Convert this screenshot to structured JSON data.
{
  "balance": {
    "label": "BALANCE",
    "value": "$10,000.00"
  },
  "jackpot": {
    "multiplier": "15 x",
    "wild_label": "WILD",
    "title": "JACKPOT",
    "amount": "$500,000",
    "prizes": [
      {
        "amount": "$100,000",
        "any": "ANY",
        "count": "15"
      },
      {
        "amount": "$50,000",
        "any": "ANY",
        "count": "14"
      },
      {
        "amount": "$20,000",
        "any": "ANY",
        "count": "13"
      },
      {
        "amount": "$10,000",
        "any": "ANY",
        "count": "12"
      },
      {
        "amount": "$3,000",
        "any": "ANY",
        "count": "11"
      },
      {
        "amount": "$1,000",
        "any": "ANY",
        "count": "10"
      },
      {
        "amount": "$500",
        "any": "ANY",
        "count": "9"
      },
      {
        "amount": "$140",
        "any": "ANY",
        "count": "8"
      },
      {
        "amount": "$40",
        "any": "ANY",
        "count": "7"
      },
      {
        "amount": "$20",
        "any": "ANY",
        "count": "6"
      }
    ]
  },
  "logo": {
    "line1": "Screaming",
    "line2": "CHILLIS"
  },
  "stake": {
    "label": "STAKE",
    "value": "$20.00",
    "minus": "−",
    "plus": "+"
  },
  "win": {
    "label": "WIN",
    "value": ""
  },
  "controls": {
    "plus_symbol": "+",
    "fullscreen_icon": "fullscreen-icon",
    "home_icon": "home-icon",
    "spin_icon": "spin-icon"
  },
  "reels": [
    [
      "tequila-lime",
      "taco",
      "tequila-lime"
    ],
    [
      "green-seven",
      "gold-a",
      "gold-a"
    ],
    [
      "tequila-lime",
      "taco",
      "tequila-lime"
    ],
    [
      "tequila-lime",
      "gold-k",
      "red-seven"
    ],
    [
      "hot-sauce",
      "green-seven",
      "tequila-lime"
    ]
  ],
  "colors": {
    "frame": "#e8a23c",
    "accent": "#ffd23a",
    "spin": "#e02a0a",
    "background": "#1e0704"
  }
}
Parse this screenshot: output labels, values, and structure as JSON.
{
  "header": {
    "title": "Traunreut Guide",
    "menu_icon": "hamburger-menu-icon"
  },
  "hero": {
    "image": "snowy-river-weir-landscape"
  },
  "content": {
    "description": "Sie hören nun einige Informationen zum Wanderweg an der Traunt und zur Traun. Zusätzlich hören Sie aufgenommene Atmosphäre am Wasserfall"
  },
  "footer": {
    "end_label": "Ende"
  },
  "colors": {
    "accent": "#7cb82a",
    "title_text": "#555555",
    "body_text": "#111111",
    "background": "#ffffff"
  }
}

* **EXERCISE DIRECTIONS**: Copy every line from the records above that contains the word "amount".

* **FINISHED TASK**:
    "amount": "$500,000",
        "amount": "$100,000",
        "amount": "$50,000",
        "amount": "$20,000",
        "amount": "$10,000",
        "amount": "$3,000",
        "amount": "$1,000",
        "amount": "$500",
        "amount": "$140",
        "amount": "$40",
        "amount": "$20",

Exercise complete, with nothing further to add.